* [Work to complete] Would you please restate the data exactly as it stands, apart from the pictures?

** Dataset content follows **

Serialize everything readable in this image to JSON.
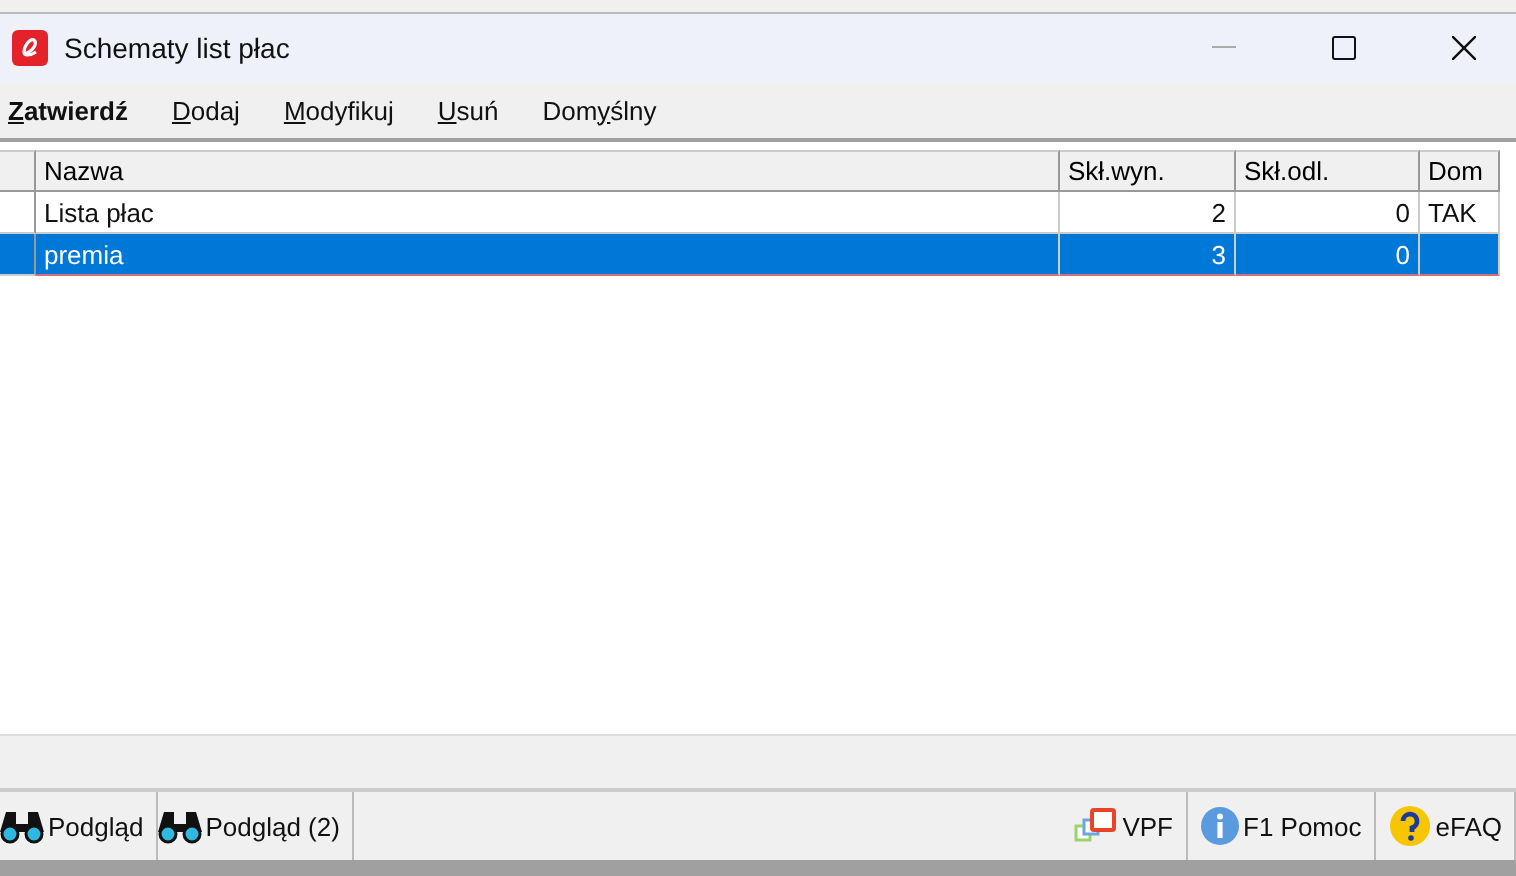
{
  "window": {
    "title": "Schematy list płac"
  },
  "menu": [
    {
      "key": "Z",
      "post": "atwierdź",
      "bold": true
    },
    {
      "key": "D",
      "post": "odaj",
      "bold": false
    },
    {
      "key": "M",
      "post": "odyfikuj",
      "bold": false
    },
    {
      "key": "U",
      "post": "suń",
      "bold": false
    },
    {
      "pre": "Dom",
      "key": "y",
      "post": "ślny",
      "bold": false
    }
  ],
  "table": {
    "columns": [
      "Nazwa",
      "Skł.wyn.",
      "Skł.odl.",
      "Dom"
    ],
    "rows": [
      {
        "cells": [
          "Lista płac",
          "2",
          "0",
          "TAK"
        ],
        "selected": false
      },
      {
        "cells": [
          "premia",
          "3",
          "0",
          ""
        ],
        "selected": true
      }
    ]
  },
  "footer_left": [
    {
      "label": "Podgląd"
    },
    {
      "label": "Podgląd (2)"
    }
  ],
  "footer_right": [
    {
      "label": "VPF",
      "kind": "vpf"
    },
    {
      "label": "F1 Pomoc",
      "kind": "help"
    },
    {
      "label": "eFAQ",
      "kind": "faq"
    }
  ]
}
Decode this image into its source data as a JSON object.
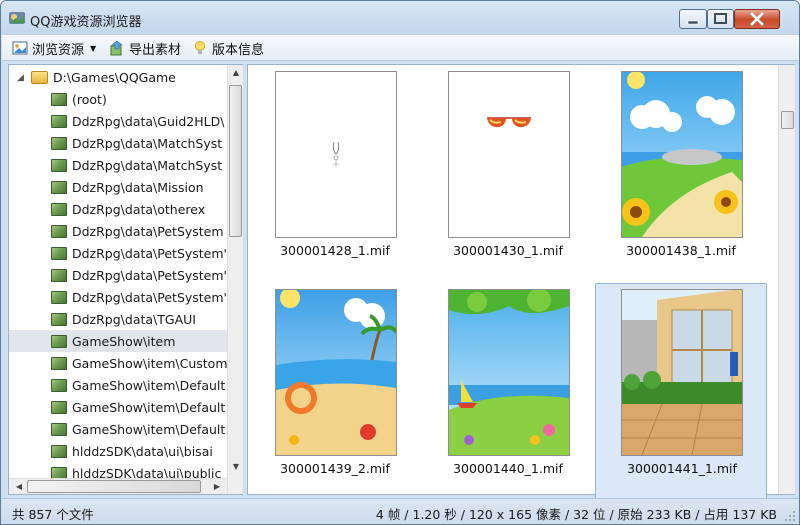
{
  "window": {
    "title": "QQ游戏资源浏览器"
  },
  "toolbar": {
    "browse_label": "浏览资源",
    "export_label": "导出素材",
    "version_label": "版本信息"
  },
  "tree": {
    "root": "D:\\Games\\QQGame",
    "items": [
      "(root)",
      "DdzRpg\\data\\Guid2HLD\\",
      "DdzRpg\\data\\MatchSyst",
      "DdzRpg\\data\\MatchSyst",
      "DdzRpg\\data\\Mission",
      "DdzRpg\\data\\otherex",
      "DdzRpg\\data\\PetSystem",
      "DdzRpg\\data\\PetSystem'",
      "DdzRpg\\data\\PetSystem'",
      "DdzRpg\\data\\PetSystem'",
      "DdzRpg\\data\\TGAUI",
      "GameShow\\item",
      "GameShow\\item\\Custom",
      "GameShow\\item\\Default",
      "GameShow\\item\\Default",
      "GameShow\\item\\Default",
      "hlddzSDK\\data\\ui\\bisai",
      "hlddzSDK\\data\\ui\\public"
    ],
    "selected_index": 11
  },
  "thumbnails": [
    {
      "name": "300001428_1.mif",
      "icon": "sparkle-sprite"
    },
    {
      "name": "300001430_1.mif",
      "icon": "sunglasses-sprite"
    },
    {
      "name": "300001438_1.mif",
      "icon": "sunflower-beach-scene"
    },
    {
      "name": "300001439_2.mif",
      "icon": "beach-lifebuoy-crab-scene"
    },
    {
      "name": "300001440_1.mif",
      "icon": "sailboat-meadow-scene"
    },
    {
      "name": "300001441_1.mif",
      "icon": "glass-building-scene"
    }
  ],
  "selected_thumbnail": 5,
  "status": {
    "left": "共 857 个文件",
    "right": "4 帧 / 1.20 秒 / 120 x 165 像素 / 32 位 / 原始 233 KB / 占用 137 KB"
  },
  "colors": {
    "selection": "#dbe8f7",
    "selection_border": "#8eb4de",
    "close_button": "#c8492a"
  }
}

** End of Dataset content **

* [Result of the exercise]
Serialize everything readable in this image to JSON.
{
  "window": {
    "title": "Schematy list płac"
  },
  "menu": [
    {
      "key": "Z",
      "post": "atwierdź",
      "bold": true
    },
    {
      "key": "D",
      "post": "odaj",
      "bold": false
    },
    {
      "key": "M",
      "post": "odyfikuj",
      "bold": false
    },
    {
      "key": "U",
      "post": "suń",
      "bold": false
    },
    {
      "pre": "Dom",
      "key": "y",
      "post": "ślny",
      "bold": false
    }
  ],
  "table": {
    "columns": [
      "Nazwa",
      "Skł.wyn.",
      "Skł.odl.",
      "Dom"
    ],
    "rows": [
      {
        "cells": [
          "Lista płac",
          "2",
          "0",
          "TAK"
        ],
        "selected": false
      },
      {
        "cells": [
          "premia",
          "3",
          "0",
          ""
        ],
        "selected": true
      }
    ]
  },
  "footer_left": [
    {
      "label": "Podgląd"
    },
    {
      "label": "Podgląd (2)"
    }
  ],
  "footer_right": [
    {
      "label": "VPF",
      "kind": "vpf"
    },
    {
      "label": "F1 Pomoc",
      "kind": "help"
    },
    {
      "label": "eFAQ",
      "kind": "faq"
    }
  ]
}
Decode this image into its source data as a JSON object.
{
  "window": {
    "title": "QQ游戏资源浏览器"
  },
  "toolbar": {
    "browse_label": "浏览资源",
    "export_label": "导出素材",
    "version_label": "版本信息"
  },
  "tree": {
    "root": "D:\\Games\\QQGame",
    "items": [
      "(root)",
      "DdzRpg\\data\\Guid2HLD\\",
      "DdzRpg\\data\\MatchSyst",
      "DdzRpg\\data\\MatchSyst",
      "DdzRpg\\data\\Mission",
      "DdzRpg\\data\\otherex",
      "DdzRpg\\data\\PetSystem",
      "DdzRpg\\data\\PetSystem'",
      "DdzRpg\\data\\PetSystem'",
      "DdzRpg\\data\\PetSystem'",
      "DdzRpg\\data\\TGAUI",
      "GameShow\\item",
      "GameShow\\item\\Custom",
      "GameShow\\item\\Default",
      "GameShow\\item\\Default",
      "GameShow\\item\\Default",
      "hlddzSDK\\data\\ui\\bisai",
      "hlddzSDK\\data\\ui\\public"
    ],
    "selected_index": 11
  },
  "thumbnails": [
    {
      "name": "300001428_1.mif",
      "icon": "sparkle-sprite"
    },
    {
      "name": "300001430_1.mif",
      "icon": "sunglasses-sprite"
    },
    {
      "name": "300001438_1.mif",
      "icon": "sunflower-beach-scene"
    },
    {
      "name": "300001439_2.mif",
      "icon": "beach-lifebuoy-crab-scene"
    },
    {
      "name": "300001440_1.mif",
      "icon": "sailboat-meadow-scene"
    },
    {
      "name": "300001441_1.mif",
      "icon": "glass-building-scene"
    }
  ],
  "selected_thumbnail": 5,
  "status": {
    "left": "共 857 个文件",
    "right": "4 帧 / 1.20 秒 / 120 x 165 像素 / 32 位 / 原始 233 KB / 占用 137 KB"
  },
  "colors": {
    "selection": "#dbe8f7",
    "selection_border": "#8eb4de",
    "close_button": "#c8492a"
  }
}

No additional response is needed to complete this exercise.